__The task__. Match on the string "Auto" in the entries below and return every matching line.

----- Data records

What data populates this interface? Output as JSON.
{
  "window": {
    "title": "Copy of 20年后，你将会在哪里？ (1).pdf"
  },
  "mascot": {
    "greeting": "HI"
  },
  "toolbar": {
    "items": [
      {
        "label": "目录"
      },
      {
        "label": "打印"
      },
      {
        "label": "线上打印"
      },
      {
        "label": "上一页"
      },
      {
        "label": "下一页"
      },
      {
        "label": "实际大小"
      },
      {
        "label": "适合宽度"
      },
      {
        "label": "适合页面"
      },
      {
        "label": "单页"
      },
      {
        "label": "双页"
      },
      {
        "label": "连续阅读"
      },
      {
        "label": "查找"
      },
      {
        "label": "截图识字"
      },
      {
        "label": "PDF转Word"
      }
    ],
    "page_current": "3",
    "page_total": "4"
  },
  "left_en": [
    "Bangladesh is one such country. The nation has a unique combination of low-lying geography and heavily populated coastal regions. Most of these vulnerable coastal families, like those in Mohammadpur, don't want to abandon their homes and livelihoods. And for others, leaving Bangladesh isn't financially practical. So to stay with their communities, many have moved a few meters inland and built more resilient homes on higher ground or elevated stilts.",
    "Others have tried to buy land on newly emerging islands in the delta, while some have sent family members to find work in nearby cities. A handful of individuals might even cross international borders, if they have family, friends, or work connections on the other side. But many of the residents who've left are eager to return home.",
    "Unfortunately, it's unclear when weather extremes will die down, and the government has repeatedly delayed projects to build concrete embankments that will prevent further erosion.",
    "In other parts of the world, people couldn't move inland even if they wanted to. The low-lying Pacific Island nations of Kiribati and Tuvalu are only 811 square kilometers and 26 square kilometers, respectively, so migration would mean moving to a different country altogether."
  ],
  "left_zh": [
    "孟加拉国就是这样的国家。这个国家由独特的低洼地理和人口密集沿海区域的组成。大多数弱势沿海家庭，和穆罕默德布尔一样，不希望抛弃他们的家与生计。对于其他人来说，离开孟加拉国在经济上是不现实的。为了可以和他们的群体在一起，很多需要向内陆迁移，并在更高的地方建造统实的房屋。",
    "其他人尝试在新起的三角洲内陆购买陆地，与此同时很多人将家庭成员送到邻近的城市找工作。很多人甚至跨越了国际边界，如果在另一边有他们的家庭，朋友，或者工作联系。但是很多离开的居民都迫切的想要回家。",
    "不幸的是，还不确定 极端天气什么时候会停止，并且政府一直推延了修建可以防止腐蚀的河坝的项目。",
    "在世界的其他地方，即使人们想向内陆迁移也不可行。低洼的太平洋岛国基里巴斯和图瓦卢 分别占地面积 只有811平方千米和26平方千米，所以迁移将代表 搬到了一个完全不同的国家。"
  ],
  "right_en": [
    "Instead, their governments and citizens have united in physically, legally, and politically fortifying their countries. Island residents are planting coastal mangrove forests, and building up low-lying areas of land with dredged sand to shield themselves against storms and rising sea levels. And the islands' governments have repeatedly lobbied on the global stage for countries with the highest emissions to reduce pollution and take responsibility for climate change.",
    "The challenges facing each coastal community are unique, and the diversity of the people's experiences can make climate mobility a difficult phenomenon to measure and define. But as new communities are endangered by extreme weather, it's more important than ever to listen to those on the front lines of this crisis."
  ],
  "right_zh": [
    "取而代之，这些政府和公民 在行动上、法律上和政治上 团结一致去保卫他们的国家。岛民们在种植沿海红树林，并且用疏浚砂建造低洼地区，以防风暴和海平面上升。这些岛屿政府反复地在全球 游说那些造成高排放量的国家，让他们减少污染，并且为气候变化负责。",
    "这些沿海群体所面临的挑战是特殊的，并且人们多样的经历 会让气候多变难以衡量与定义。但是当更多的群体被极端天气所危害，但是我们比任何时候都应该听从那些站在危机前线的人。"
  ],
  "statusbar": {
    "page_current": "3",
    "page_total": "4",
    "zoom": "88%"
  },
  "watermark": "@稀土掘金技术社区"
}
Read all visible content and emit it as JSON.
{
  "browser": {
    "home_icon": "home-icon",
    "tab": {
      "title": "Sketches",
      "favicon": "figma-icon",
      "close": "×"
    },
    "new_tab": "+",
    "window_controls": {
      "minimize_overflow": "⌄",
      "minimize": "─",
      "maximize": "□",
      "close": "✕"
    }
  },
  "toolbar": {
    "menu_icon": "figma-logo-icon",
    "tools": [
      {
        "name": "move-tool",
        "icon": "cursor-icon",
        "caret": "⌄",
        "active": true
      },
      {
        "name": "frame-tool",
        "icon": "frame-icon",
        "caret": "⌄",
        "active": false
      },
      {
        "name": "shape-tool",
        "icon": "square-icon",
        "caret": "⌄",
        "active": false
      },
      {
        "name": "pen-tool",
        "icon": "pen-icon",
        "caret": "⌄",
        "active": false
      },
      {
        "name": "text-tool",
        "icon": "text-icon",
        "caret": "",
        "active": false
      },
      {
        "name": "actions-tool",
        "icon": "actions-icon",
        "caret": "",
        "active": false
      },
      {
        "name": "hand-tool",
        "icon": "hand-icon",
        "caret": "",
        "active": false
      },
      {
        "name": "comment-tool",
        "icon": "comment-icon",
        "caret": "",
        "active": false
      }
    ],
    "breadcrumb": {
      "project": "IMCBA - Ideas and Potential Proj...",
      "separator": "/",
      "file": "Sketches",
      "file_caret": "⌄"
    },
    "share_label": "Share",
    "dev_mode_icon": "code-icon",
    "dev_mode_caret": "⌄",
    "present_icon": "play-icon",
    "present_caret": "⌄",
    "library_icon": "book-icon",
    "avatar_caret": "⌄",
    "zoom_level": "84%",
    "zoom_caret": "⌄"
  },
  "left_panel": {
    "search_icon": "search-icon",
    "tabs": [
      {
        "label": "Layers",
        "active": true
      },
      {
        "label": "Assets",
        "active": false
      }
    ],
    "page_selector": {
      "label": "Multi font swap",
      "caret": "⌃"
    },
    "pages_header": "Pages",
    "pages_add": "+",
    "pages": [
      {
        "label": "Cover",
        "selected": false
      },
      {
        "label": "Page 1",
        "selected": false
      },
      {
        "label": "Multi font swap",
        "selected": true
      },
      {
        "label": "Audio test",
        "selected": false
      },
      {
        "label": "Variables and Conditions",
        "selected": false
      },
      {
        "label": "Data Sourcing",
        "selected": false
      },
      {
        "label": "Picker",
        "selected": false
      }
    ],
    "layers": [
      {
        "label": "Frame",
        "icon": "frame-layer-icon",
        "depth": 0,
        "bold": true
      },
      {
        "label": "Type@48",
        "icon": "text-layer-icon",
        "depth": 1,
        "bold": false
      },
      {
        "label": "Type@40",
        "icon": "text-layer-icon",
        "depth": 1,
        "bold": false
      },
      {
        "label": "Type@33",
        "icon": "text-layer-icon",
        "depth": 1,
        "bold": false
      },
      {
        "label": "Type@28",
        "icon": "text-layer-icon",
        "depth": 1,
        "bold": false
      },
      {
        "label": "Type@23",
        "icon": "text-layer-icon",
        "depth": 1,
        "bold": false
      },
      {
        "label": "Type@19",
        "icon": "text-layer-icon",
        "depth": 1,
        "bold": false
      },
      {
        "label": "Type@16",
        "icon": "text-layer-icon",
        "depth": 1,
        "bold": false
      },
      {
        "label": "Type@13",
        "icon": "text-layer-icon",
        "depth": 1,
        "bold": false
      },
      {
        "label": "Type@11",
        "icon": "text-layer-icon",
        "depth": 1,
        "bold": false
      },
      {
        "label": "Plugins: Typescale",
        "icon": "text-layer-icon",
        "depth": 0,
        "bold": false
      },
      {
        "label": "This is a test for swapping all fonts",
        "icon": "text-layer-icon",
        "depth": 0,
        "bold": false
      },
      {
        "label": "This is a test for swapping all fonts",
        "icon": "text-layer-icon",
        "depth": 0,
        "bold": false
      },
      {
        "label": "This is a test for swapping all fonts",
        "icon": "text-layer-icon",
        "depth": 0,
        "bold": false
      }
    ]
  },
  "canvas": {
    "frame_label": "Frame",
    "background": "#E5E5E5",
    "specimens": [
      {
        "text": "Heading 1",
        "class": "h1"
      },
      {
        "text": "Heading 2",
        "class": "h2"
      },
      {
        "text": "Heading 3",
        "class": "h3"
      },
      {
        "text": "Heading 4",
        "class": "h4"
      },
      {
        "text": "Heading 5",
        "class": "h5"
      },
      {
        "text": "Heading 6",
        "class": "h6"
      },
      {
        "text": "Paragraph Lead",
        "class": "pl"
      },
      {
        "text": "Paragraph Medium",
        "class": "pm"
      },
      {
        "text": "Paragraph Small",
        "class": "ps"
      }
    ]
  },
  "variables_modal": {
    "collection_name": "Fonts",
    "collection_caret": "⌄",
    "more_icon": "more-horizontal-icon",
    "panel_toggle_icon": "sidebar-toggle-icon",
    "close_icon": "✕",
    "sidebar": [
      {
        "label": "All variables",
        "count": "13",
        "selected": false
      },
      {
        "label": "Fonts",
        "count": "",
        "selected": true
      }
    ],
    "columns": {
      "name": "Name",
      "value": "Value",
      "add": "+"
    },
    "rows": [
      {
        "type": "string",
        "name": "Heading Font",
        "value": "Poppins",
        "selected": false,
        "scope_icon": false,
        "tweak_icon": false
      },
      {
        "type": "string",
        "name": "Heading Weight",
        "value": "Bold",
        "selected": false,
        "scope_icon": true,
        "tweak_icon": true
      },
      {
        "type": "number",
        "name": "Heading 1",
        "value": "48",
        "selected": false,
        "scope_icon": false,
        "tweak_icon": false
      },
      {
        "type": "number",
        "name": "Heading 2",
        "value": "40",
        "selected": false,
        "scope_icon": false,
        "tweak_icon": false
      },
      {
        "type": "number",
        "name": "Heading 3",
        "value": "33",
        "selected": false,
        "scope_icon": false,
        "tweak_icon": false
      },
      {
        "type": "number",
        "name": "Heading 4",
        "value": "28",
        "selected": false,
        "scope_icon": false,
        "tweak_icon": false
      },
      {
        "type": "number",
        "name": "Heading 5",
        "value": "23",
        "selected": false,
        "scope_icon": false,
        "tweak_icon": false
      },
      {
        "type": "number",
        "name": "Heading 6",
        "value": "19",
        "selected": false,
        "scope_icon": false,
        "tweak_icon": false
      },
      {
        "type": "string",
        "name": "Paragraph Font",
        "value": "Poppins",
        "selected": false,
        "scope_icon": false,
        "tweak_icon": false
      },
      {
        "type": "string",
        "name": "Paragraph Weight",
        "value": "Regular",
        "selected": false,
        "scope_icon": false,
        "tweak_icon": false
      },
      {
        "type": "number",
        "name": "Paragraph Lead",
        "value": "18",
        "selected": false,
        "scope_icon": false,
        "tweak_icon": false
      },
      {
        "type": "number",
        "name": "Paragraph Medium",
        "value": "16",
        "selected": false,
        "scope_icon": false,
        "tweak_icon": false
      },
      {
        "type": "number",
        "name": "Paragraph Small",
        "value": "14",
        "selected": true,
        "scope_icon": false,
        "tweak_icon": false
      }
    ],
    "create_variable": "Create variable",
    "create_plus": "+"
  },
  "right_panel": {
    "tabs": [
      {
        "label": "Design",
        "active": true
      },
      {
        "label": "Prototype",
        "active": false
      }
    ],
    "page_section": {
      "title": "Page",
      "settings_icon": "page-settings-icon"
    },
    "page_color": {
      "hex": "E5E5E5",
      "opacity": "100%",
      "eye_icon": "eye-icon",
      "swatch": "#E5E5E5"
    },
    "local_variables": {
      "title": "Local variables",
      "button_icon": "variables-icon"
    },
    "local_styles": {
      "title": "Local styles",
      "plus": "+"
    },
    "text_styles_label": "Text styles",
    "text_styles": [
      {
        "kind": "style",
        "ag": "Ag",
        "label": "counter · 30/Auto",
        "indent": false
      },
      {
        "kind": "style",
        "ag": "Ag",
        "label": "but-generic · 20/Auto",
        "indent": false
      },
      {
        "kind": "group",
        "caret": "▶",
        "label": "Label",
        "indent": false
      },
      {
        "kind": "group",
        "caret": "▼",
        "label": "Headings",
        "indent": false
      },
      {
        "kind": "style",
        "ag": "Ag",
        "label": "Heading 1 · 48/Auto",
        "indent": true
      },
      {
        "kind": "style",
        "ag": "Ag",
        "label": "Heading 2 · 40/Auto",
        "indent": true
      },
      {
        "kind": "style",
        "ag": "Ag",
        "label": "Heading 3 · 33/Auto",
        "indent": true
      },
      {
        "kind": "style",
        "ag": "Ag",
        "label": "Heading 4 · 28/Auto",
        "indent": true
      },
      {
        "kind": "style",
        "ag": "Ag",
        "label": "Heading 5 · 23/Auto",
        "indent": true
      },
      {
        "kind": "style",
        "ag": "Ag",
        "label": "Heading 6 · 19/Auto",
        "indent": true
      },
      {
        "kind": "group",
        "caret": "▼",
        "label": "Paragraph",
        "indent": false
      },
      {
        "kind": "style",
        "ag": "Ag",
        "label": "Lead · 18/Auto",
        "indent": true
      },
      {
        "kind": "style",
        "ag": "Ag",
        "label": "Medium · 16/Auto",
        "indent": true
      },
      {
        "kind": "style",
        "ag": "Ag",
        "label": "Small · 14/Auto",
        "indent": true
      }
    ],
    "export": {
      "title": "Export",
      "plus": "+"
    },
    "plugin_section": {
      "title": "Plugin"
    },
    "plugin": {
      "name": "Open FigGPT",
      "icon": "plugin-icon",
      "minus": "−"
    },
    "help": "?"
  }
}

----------

__Output below__.
        "label": "counter · 30/Auto",
        "label": "but-generic · 20/Auto",
        "label": "Heading 1 · 48/Auto",
        "label": "Heading 2 · 40/Auto",
        "label": "Heading 3 · 33/Auto",
        "label": "Heading 4 · 28/Auto",
        "label": "Heading 5 · 23/Auto",
        "label": "Heading 6 · 19/Auto",
        "label": "Lead · 18/Auto",
        "label": "Medium · 16/Auto",
        "label": "Small · 14/Auto",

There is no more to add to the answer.